**Goal of the exercise**
Scan the entries below for the string "Documentation" and copy every line where it turns up.

**Records contained in a dataset**
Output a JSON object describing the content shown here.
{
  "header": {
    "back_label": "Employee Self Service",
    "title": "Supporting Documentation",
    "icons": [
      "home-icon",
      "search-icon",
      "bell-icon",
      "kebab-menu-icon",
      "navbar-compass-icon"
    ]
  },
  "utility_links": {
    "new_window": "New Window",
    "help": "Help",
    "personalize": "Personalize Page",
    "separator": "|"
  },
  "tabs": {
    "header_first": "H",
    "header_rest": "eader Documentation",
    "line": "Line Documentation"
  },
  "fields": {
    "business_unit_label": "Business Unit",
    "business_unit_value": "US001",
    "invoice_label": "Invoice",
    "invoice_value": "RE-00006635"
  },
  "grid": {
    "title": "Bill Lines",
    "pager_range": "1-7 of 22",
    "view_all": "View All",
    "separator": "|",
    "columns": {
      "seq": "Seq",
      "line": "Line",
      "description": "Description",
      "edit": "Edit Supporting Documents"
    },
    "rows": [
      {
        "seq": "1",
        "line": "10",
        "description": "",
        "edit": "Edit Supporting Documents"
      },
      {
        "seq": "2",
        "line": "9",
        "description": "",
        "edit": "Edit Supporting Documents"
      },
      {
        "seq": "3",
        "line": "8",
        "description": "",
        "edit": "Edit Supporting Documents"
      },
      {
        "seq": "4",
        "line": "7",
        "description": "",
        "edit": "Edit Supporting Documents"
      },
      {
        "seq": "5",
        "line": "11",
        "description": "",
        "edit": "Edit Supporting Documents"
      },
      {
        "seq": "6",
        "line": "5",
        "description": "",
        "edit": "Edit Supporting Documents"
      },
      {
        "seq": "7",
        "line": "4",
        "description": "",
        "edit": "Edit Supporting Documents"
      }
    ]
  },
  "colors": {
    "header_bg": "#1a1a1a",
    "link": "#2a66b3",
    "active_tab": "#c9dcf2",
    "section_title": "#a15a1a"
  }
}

**Your response**
    "title": "Supporting Documentation",
    "header_rest": "eader Documentation",
    "line": "Line Documentation"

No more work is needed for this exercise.